"We're in solidarity against General Motors," Bob Gorenflo, UAW Health and Safety Representative, said early Monday morning as UAW workers picketed a River Road entrance to the Town of Tonawanda facility. "They need to bring up to snuff their unfair wages and benefits, even though we have made this company profitable, on the sweat of our backs."
Talks to avert a strike were unsuccessful Sunday. The union announced shortly before midnight that its members had walked off the job. The UAW represents 46,000 members at 31 GM factories and 21 other facilities nationwide.
"Nobody wants to be on strike, but at the same time, here we are. And why? Because they're greedy as hell, and it's time to stop taking it," said Alto Byrd III, a skilled trade machine repairer who picketed with a group in the shadow of the Tonawanda Powertrain sign that's visible from the I-190. "Look at our CEO getting a $22 million bonus, and everyone you see out here isn't going to make that kind of money this year, together. And that's the money the government bailed them out with. So, it's time to strike."
Tom Felong, an electrician picketing along River Road, said that the Tonawanda's UAW vote to strike was higher than 98 percent.
"We're unified," Felong said. "This is the time to do it."
Picketers at the Tonawanda plant walked in picket lines at entrances to the facility, slowing the entrance of cars to the plant and earning honks of support from many driving by.
"It's the same thing across the nation," Gorenflo said of the strike, "making it fair and equitable for the workers."
GM maintains two key manufacturing plants with more than 3,000 workers in the Buffalo Niagara region, with its engine complex in the Town of Tonawanda and a components plant in Lockport.
The Tonawanda plant – which will produce engines for the next-generation Corvette after nearly $296 million in corporate investments for future engine production – has 1,540 employees, including 1,356 hourly workers who are represented by UAW Local 774.
At Lockport, the 1,293 hourly workers are represented by UAW Local 686, while another 200 workers are salaried. That plant, which received a $32 million investment from GM in 2016, makes various heating and cooling components, and will also supply parts for the new Corvette.
The two sides remained far apart on key issues.
The UAW has insisted that the automaker needs to come closer in meeting its demands for higher wages, affordable health care, job security, profit-sharing and a path to "permanent seniority" for temporary workers. Felong and other picketers said the temporary worker issue is a big one at Tonawanda where they said there are more than 50 such workers who have been at the plant for over six years, earning $15 per hour, working 12 hours per day, without benefits, sick time and with just three unpaid days off a year.
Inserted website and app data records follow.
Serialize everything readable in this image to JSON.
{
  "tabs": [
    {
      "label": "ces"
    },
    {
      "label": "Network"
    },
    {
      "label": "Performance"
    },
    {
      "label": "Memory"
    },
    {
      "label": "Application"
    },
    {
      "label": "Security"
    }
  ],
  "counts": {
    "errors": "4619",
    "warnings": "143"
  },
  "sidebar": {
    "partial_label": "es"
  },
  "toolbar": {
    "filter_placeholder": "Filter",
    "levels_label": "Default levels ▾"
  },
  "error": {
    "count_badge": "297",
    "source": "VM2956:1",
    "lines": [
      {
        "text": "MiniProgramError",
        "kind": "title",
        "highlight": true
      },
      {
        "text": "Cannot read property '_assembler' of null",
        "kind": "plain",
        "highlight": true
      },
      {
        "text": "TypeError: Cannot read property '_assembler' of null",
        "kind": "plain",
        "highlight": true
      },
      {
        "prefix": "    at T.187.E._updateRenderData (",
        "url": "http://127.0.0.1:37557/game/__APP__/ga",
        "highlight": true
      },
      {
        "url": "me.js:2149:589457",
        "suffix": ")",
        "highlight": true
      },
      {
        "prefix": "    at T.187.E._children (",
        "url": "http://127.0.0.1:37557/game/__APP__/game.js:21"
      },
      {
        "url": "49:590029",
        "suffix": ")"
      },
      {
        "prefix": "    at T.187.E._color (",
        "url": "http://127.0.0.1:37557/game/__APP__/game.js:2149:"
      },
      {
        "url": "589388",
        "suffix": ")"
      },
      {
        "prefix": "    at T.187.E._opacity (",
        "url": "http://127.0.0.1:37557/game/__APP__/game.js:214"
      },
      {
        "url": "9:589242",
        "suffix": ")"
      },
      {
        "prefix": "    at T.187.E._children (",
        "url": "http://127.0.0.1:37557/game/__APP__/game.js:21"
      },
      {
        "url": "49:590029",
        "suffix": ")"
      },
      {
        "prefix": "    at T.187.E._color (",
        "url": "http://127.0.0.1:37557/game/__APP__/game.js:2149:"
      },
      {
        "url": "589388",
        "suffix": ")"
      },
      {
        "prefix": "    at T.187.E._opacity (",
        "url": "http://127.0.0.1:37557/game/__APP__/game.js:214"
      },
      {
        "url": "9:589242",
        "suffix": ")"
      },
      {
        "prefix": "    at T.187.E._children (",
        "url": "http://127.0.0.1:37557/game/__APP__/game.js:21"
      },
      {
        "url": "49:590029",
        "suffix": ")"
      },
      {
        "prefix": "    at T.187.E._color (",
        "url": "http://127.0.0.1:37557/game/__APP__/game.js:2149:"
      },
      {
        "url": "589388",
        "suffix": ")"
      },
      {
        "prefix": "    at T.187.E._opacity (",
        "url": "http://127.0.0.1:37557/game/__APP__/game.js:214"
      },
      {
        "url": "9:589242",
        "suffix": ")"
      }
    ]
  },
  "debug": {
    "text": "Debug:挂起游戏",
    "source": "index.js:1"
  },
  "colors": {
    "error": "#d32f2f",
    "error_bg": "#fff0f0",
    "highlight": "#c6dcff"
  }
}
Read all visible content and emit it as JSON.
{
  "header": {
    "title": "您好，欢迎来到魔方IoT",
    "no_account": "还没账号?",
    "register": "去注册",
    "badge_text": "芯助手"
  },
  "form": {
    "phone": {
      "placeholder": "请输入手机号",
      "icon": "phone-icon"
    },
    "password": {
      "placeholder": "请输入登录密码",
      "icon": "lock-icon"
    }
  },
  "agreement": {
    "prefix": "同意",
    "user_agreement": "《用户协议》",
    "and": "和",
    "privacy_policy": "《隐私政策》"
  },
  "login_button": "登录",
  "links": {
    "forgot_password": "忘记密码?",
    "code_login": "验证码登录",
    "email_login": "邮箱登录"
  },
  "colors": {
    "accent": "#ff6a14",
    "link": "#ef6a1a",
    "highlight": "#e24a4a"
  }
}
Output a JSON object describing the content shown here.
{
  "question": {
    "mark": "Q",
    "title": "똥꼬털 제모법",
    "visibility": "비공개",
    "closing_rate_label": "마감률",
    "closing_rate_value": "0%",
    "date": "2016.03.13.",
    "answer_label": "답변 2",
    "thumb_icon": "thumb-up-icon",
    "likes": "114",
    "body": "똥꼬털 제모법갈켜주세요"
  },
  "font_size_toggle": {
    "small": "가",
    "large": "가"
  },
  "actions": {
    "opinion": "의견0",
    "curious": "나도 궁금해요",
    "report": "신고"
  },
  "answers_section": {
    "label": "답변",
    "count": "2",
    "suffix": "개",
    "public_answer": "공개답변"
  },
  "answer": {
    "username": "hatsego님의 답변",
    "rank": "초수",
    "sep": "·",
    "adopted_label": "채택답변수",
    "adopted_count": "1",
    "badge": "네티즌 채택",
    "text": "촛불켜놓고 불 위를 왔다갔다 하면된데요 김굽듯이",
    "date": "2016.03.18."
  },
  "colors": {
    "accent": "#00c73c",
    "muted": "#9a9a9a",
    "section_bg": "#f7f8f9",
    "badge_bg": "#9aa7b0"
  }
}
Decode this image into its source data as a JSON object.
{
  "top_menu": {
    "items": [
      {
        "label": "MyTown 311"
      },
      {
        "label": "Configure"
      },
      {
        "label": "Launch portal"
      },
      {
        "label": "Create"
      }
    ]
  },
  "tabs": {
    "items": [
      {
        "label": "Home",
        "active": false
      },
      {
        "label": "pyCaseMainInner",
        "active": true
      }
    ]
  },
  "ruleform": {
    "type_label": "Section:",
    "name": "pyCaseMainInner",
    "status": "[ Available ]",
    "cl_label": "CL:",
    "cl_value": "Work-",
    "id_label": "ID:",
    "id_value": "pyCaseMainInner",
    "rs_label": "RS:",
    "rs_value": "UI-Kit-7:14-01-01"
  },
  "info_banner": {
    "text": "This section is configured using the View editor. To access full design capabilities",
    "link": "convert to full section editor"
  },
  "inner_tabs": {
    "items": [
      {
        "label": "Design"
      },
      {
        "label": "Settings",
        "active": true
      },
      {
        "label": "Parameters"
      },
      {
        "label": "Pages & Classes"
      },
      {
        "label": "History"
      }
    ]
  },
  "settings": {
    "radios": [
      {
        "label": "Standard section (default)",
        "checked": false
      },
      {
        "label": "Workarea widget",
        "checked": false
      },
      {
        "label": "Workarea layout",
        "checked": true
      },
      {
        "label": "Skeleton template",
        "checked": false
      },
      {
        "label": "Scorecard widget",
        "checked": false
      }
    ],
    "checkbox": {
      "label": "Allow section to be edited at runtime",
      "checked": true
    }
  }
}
The union says it stepped up to help the company when GM was in trouble, and now that the company is earning tens of billions of dollars a year, it needs to give back to its workforce.
The Detroit-based company, for its part, says it has already made a generous offer, citing more than $7 billion in U.S. investments in eight facilities in four states, higher wages and profit-sharing, improved benefits and more than 5,400 jobs during the term of the contract.
The UAW already extended its contracts with Ford Motor Co. and Fiat Chrysler – both of which also faced expiration at the same time – as the union made GM the focus of its bargaining efforts.